 The multilateral approach will also give the country leverage against bullying tactics of the giant adversary as it will put international pressure to its misbehaviors. The internationalization of the case should also be complemented by the Philippines’ continuous strengthening of relationships with its current allies. This is especially true for Japan, South Korea and other ASEAN countries where China has ongoing territorial disputes.

Pessimist would argue that multilateralism is generally viewed as ineffective involving various parties with diverse interests which make it difficult to arrive at an acceptable agreement. It will also invite major powers in the region, not so much involved in the playing field, but will prefer to assume a neutral stance and declare non-intervention posture or may just verbalize pronouncements without tangible actions. In other words, it may not work in an anarchic international arena where interests of nations will define their wants.   

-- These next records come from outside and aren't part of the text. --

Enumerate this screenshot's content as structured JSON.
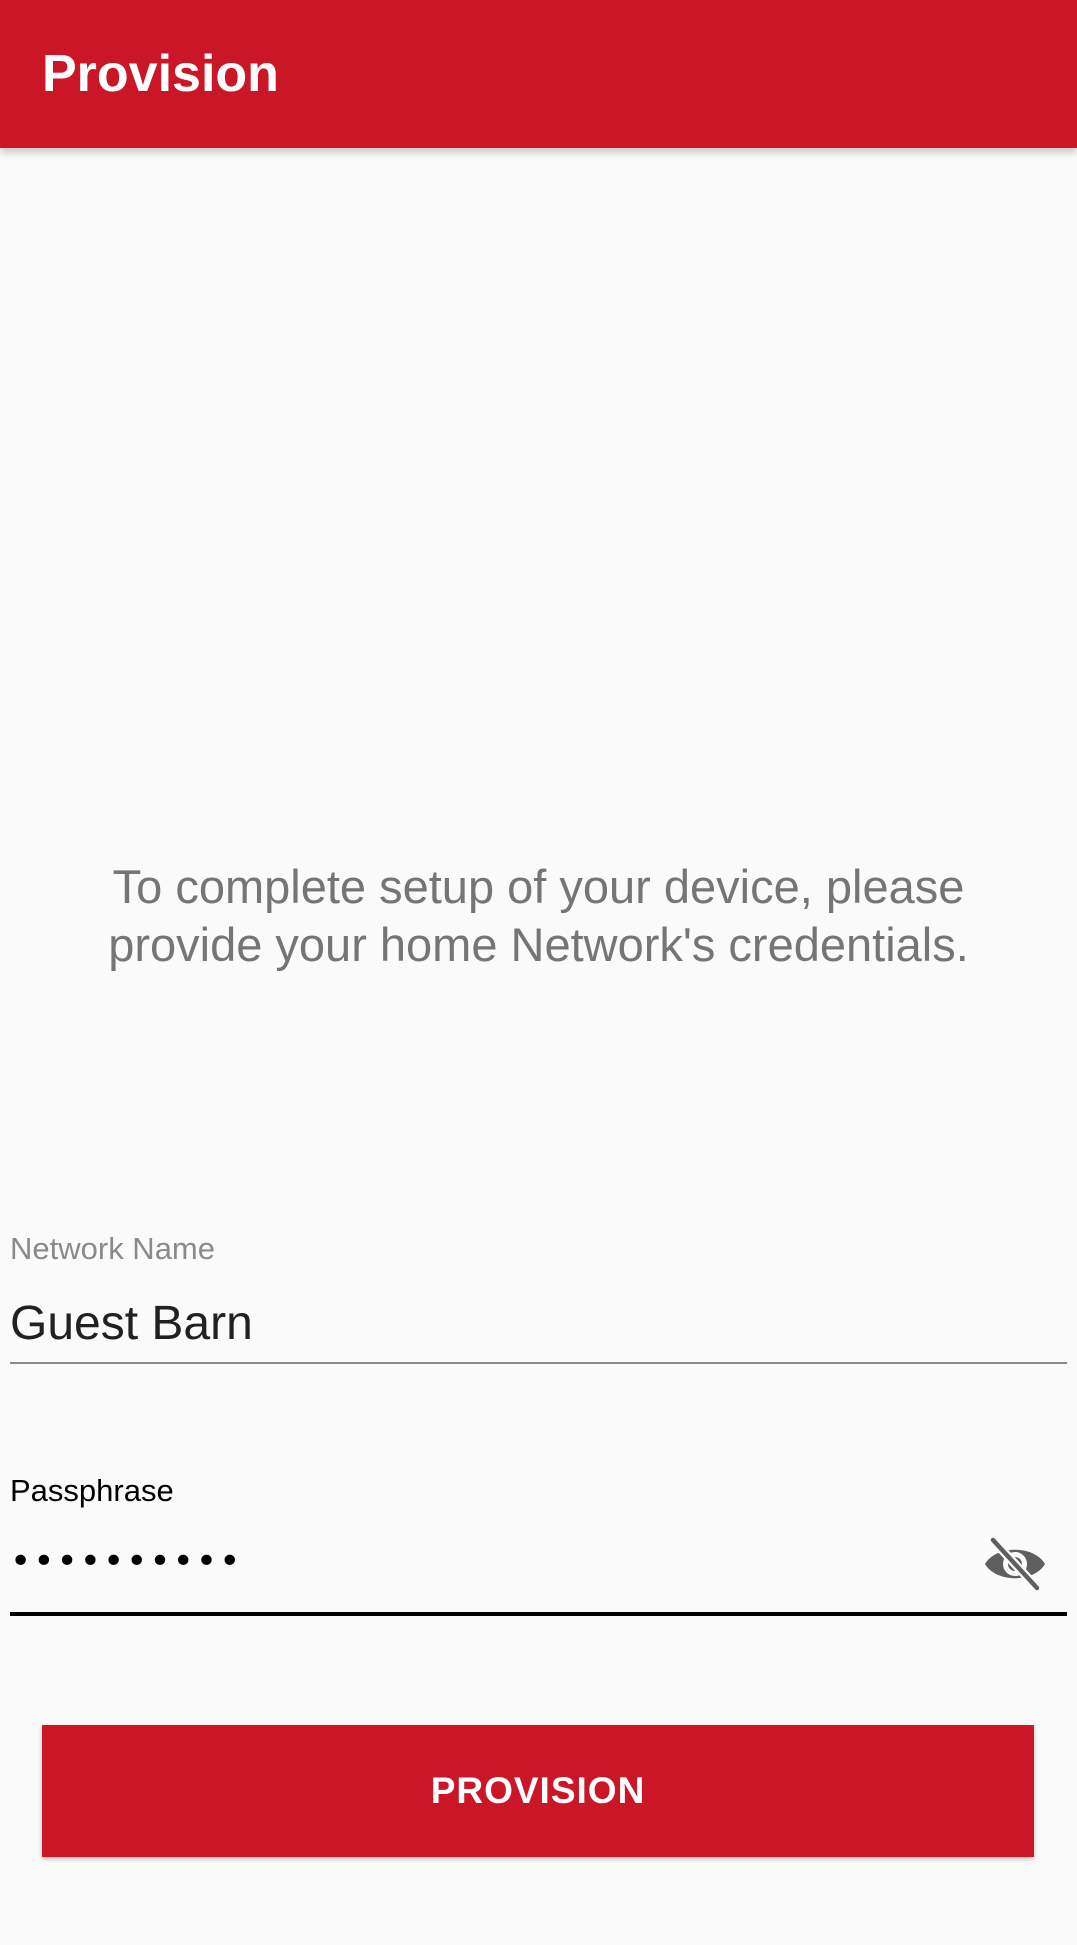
{
  "app_bar": {
    "title": "Provision",
    "background_color": "#cb1628"
  },
  "instructions": {
    "line1": "To complete setup of your device, please",
    "line2": "provide your home Network's credentials."
  },
  "network_name_field": {
    "label": "Network Name",
    "value": "Guest Barn"
  },
  "passphrase_field": {
    "label": "Passphrase",
    "masked_value": "••••••••••",
    "visibility_toggle_icon": "eye-off-icon"
  },
  "provision_button": {
    "label": "PROVISION",
    "color": "#cb1628"
  }
}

The diplomatic and legal actions our country may have chosen will certainly affect the kind of strategic culture we have mustered in the long run. The mind over might strategy we are pursuing will sum up our deterrence in this David versus Goliath maritime dilemma that we have had encountered with China.

Paul Cornish and Geoffrey Edwards define strategic culture as a set of beliefs, attitudes and norms towards the use of military force often molded according to historical experience. Given our weak military might, alliance is a short-term remedy often favored than self-reliance as a long-term strength to better achieve modernized armed forces. It should also be noted that alliance as a form of strategic culture, apparent in bilateral or multilateral approaches, will not ensure the protection of our internal and external territories.   

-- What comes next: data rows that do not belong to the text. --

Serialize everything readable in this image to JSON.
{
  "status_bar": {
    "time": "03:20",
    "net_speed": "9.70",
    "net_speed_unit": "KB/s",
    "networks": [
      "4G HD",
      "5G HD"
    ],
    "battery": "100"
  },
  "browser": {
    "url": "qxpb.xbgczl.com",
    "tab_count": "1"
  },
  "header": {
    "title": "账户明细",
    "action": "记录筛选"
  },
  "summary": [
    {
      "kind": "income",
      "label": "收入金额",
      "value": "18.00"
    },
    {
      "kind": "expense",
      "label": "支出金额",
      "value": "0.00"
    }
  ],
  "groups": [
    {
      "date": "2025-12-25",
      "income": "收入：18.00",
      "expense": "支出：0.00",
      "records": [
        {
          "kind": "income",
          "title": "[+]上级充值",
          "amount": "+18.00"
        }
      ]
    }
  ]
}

On the other hand, some experts may deem that our shift to pursue Arbitration as a sign of soft power through the power of international laws that would serve as the greater equalizer among states, whether weak or mighty, has become our final resort to peacefully settle maritime disputes with China. Obviously, China is determined to show off its hard power in the Asia-Pacific as it continuously flexes muscles in the region.
The dichotomy between hard and soft powers in terms of strategic cultures shown by the Philippines and China in defining their bilateral and multilateral approaches in the South China Sea conundrum would highlight two different poles on the continuum of power. Both concepts imply different ideas, interactions, persuasions, and institutions for foreign and defense policies when looking at the fields of politics, security, and economics.

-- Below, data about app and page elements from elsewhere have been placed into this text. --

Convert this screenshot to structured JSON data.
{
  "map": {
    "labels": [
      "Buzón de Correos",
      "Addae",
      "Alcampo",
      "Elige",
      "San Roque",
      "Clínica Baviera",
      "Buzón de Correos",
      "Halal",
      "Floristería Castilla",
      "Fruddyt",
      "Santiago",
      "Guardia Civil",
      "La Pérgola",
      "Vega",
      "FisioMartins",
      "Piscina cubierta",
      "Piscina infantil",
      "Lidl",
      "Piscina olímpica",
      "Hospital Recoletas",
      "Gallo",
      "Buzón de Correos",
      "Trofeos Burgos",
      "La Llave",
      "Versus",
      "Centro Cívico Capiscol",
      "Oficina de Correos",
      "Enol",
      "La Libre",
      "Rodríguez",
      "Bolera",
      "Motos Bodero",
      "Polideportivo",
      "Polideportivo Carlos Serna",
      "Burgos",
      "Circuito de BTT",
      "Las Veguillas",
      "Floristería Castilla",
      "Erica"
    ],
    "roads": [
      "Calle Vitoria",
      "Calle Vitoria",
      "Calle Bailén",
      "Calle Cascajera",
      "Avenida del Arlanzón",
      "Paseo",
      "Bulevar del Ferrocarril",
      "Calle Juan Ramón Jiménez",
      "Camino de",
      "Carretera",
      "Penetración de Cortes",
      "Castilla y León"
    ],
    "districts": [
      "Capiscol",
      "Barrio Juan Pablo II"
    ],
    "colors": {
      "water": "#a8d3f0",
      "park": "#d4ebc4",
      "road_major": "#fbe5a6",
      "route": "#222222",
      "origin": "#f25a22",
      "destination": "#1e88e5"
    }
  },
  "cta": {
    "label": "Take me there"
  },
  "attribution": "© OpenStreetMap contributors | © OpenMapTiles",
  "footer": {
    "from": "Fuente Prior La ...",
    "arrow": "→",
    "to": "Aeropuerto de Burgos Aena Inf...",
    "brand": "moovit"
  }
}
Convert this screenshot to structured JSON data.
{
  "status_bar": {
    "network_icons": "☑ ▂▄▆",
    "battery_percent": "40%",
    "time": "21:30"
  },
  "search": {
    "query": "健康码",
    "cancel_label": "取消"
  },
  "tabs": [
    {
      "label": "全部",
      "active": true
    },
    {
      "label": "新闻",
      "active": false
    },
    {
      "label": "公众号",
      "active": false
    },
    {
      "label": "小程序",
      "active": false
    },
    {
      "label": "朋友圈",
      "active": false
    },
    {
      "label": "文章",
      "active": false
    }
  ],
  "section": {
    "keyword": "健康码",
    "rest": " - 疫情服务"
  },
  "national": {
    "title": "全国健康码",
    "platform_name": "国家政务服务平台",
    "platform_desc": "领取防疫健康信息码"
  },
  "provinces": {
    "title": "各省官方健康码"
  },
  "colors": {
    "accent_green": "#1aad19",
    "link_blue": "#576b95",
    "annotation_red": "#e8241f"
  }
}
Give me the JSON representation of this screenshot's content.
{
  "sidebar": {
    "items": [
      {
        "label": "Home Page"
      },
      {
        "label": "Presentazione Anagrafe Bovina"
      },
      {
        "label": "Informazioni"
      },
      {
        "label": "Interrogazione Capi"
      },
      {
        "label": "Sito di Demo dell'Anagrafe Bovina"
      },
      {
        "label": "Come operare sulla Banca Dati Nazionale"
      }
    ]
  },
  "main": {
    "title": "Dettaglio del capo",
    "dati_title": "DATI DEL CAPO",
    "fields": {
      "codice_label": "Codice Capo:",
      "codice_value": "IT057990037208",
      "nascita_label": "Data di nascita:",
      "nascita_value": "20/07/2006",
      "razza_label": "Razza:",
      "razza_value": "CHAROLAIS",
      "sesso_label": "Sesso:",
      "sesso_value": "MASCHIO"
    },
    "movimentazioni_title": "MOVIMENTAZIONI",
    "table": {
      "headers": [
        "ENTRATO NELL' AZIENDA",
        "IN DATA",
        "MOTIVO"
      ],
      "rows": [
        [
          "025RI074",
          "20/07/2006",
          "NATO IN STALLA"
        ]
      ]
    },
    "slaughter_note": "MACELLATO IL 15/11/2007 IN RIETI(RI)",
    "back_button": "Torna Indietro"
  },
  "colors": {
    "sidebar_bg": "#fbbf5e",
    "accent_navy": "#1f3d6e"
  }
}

Christian Wagner deems that, ideally hard power strategies focus on military intervention, coercive diplomacy, and economic sanctions in order to enforce national interests resulting in confrontational policies vis-à-vis neighboring countries. In contrast, soft power strategies emphasize common political values, peaceful means for conflict management, and economic cooperation in order to achieve common solutions. 

Perhaps with a mix verdict in the arbitration tribunal and realistic intergenerational solutions in the naval saga, the Philippines should rather play its cards conscientiously and become pragmatic in its negotiations to fight for its maritime rights in the contested islands. Despite our bravery to seek legal means in settling our bilateral differences with China, whether we win or lose, the Philippines has indeed achieved a moral ascendancy to pursue international rule of law and gained the respect of the international community.